● **What you will do**
Reproduce the data exactly; no word may be added or dropped.
*** Input records ***
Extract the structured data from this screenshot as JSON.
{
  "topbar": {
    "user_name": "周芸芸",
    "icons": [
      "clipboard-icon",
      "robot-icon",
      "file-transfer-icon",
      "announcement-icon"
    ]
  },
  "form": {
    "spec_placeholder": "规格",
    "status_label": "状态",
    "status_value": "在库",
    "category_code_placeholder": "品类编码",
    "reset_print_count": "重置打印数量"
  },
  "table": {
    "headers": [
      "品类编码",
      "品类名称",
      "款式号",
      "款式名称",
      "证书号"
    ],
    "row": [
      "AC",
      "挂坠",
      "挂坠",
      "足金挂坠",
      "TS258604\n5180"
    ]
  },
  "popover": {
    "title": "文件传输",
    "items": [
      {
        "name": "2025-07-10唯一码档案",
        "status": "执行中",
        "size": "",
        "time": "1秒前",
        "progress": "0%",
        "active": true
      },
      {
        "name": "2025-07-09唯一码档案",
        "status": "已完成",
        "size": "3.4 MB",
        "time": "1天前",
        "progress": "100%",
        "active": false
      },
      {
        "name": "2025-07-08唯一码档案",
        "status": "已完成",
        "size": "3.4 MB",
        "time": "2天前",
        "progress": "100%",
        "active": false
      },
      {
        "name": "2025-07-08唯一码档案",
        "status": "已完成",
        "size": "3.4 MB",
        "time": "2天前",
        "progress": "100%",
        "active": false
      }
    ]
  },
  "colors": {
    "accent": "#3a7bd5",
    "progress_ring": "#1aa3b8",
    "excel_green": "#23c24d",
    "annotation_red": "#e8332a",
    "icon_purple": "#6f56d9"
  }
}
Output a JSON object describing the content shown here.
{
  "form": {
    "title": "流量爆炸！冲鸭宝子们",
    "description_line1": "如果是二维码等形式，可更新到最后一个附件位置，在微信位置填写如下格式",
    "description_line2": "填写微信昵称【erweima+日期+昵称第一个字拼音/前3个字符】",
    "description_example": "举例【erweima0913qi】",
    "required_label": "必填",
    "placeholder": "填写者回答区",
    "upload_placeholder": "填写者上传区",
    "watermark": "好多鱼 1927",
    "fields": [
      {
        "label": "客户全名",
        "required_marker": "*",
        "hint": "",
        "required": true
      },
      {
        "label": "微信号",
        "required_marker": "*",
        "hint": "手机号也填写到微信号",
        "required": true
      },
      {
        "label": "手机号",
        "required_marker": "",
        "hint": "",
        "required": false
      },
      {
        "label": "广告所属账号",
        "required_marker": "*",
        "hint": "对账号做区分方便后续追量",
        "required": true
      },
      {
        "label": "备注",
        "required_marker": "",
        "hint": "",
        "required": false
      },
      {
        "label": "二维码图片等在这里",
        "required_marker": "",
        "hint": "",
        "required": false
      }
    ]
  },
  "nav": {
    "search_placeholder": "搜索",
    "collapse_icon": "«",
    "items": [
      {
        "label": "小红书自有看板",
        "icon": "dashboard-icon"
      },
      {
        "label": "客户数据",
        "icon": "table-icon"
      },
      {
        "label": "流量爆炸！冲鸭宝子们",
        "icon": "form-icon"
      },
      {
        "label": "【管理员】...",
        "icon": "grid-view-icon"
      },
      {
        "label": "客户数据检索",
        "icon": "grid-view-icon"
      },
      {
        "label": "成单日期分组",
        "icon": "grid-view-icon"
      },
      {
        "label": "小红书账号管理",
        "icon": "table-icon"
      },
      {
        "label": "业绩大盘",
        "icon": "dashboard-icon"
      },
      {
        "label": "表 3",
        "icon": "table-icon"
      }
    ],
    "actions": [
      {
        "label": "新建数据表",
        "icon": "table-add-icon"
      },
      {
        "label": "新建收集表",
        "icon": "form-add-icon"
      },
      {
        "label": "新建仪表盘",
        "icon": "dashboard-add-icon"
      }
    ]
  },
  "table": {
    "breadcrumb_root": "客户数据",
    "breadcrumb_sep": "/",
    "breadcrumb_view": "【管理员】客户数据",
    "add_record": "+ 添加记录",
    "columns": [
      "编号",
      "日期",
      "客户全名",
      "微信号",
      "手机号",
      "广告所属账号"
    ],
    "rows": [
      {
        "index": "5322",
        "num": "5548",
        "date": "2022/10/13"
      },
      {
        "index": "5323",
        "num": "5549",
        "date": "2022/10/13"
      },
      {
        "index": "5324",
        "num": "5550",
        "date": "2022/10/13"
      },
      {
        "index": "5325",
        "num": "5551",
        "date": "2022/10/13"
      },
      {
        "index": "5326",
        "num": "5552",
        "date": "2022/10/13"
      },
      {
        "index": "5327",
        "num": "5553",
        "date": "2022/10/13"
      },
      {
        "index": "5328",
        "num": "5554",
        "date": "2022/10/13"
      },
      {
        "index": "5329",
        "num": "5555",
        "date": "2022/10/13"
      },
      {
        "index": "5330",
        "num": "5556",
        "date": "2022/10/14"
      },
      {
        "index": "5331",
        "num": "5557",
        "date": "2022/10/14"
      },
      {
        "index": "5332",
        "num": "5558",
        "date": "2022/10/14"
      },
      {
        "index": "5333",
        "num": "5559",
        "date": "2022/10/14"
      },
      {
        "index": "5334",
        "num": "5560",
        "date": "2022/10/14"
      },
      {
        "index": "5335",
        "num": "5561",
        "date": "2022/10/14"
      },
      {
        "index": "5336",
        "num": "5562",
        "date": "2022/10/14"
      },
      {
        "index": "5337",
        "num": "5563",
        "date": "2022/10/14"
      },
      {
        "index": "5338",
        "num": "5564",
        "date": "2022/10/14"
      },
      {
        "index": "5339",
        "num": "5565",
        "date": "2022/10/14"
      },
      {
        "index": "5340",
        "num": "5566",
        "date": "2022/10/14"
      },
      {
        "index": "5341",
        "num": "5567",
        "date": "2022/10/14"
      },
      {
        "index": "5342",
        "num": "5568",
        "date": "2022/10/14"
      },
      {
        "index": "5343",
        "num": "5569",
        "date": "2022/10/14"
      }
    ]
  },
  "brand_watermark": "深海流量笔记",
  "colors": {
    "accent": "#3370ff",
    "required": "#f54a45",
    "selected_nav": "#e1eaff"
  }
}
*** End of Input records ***
● **Expected output**
Extract the structured data from this screenshot as JSON.
{
  "topbar": {
    "user_name": "周芸芸",
    "icons": [
      "clipboard-icon",
      "robot-icon",
      "file-transfer-icon",
      "announcement-icon"
    ]
  },
  "form": {
    "spec_placeholder": "规格",
    "status_label": "状态",
    "status_value": "在库",
    "category_code_placeholder": "品类编码",
    "reset_print_count": "重置打印数量"
  },
  "table": {
    "headers": [
      "品类编码",
      "品类名称",
      "款式号",
      "款式名称",
      "证书号"
    ],
    "row": [
      "AC",
      "挂坠",
      "挂坠",
      "足金挂坠",
      "TS258604\n5180"
    ]
  },
  "popover": {
    "title": "文件传输",
    "items": [
      {
        "name": "2025-07-10唯一码档案",
        "status": "执行中",
        "size": "",
        "time": "1秒前",
        "progress": "0%",
        "active": true
      },
      {
        "name": "2025-07-09唯一码档案",
        "status": "已完成",
        "size": "3.4 MB",
        "time": "1天前",
        "progress": "100%",
        "active": false
      },
      {
        "name": "2025-07-08唯一码档案",
        "status": "已完成",
        "size": "3.4 MB",
        "time": "2天前",
        "progress": "100%",
        "active": false
      },
      {
        "name": "2025-07-08唯一码档案",
        "status": "已完成",
        "size": "3.4 MB",
        "time": "2天前",
        "progress": "100%",
        "active": false
      }
    ]
  },
  "colors": {
    "accent": "#3a7bd5",
    "progress_ring": "#1aa3b8",
    "excel_green": "#23c24d",
    "annotation_red": "#e8332a",
    "icon_purple": "#6f56d9"
  }
}
Output a JSON object describing the content shown here.
{
  "form": {
    "title": "流量爆炸！冲鸭宝子们",
    "description_line1": "如果是二维码等形式，可更新到最后一个附件位置，在微信位置填写如下格式",
    "description_line2": "填写微信昵称【erweima+日期+昵称第一个字拼音/前3个字符】",
    "description_example": "举例【erweima0913qi】",
    "required_label": "必填",
    "placeholder": "填写者回答区",
    "upload_placeholder": "填写者上传区",
    "watermark": "好多鱼 1927",
    "fields": [
      {
        "label": "客户全名",
        "required_marker": "*",
        "hint": "",
        "required": true
      },
      {
        "label": "微信号",
        "required_marker": "*",
        "hint": "手机号也填写到微信号",
        "required": true
      },
      {
        "label": "手机号",
        "required_marker": "",
        "hint": "",
        "required": false
      },
      {
        "label": "广告所属账号",
        "required_marker": "*",
        "hint": "对账号做区分方便后续追量",
        "required": true
      },
      {
        "label": "备注",
        "required_marker": "",
        "hint": "",
        "required": false
      },
      {
        "label": "二维码图片等在这里",
        "required_marker": "",
        "hint": "",
        "required": false
      }
    ]
  },
  "nav": {
    "search_placeholder": "搜索",
    "collapse_icon": "«",
    "items": [
      {
        "label": "小红书自有看板",
        "icon": "dashboard-icon"
      },
      {
        "label": "客户数据",
        "icon": "table-icon"
      },
      {
        "label": "流量爆炸！冲鸭宝子们",
        "icon": "form-icon"
      },
      {
        "label": "【管理员】...",
        "icon": "grid-view-icon"
      },
      {
        "label": "客户数据检索",
        "icon": "grid-view-icon"
      },
      {
        "label": "成单日期分组",
        "icon": "grid-view-icon"
      },
      {
        "label": "小红书账号管理",
        "icon": "table-icon"
      },
      {
        "label": "业绩大盘",
        "icon": "dashboard-icon"
      },
      {
        "label": "表 3",
        "icon": "table-icon"
      }
    ],
    "actions": [
      {
        "label": "新建数据表",
        "icon": "table-add-icon"
      },
      {
        "label": "新建收集表",
        "icon": "form-add-icon"
      },
      {
        "label": "新建仪表盘",
        "icon": "dashboard-add-icon"
      }
    ]
  },
  "table": {
    "breadcrumb_root": "客户数据",
    "breadcrumb_sep": "/",
    "breadcrumb_view": "【管理员】客户数据",
    "add_record": "+ 添加记录",
    "columns": [
      "编号",
      "日期",
      "客户全名",
      "微信号",
      "手机号",
      "广告所属账号"
    ],
    "rows": [
      {
        "index": "5322",
        "num": "5548",
        "date": "2022/10/13"
      },
      {
        "index": "5323",
        "num": "5549",
        "date": "2022/10/13"
      },
      {
        "index": "5324",
        "num": "5550",
        "date": "2022/10/13"
      },
      {
        "index": "5325",
        "num": "5551",
        "date": "2022/10/13"
      },
      {
        "index": "5326",
        "num": "5552",
        "date": "2022/10/13"
      },
      {
        "index": "5327",
        "num": "5553",
        "date": "2022/10/13"
      },
      {
        "index": "5328",
        "num": "5554",
        "date": "2022/10/13"
      },
      {
        "index": "5329",
        "num": "5555",
        "date": "2022/10/13"
      },
      {
        "index": "5330",
        "num": "5556",
        "date": "2022/10/14"
      },
      {
        "index": "5331",
        "num": "5557",
        "date": "2022/10/14"
      },
      {
        "index": "5332",
        "num": "5558",
        "date": "2022/10/14"
      },
      {
        "index": "5333",
        "num": "5559",
        "date": "2022/10/14"
      },
      {
        "index": "5334",
        "num": "5560",
        "date": "2022/10/14"
      },
      {
        "index": "5335",
        "num": "5561",
        "date": "2022/10/14"
      },
      {
        "index": "5336",
        "num": "5562",
        "date": "2022/10/14"
      },
      {
        "index": "5337",
        "num": "5563",
        "date": "2022/10/14"
      },
      {
        "index": "5338",
        "num": "5564",
        "date": "2022/10/14"
      },
      {
        "index": "5339",
        "num": "5565",
        "date": "2022/10/14"
      },
      {
        "index": "5340",
        "num": "5566",
        "date": "2022/10/14"
      },
      {
        "index": "5341",
        "num": "5567",
        "date": "2022/10/14"
      },
      {
        "index": "5342",
        "num": "5568",
        "date": "2022/10/14"
      },
      {
        "index": "5343",
        "num": "5569",
        "date": "2022/10/14"
      }
    ]
  },
  "brand_watermark": "深海流量笔记",
  "colors": {
    "accent": "#3370ff",
    "required": "#f54a45",
    "selected_nav": "#e1eaff"
  }
}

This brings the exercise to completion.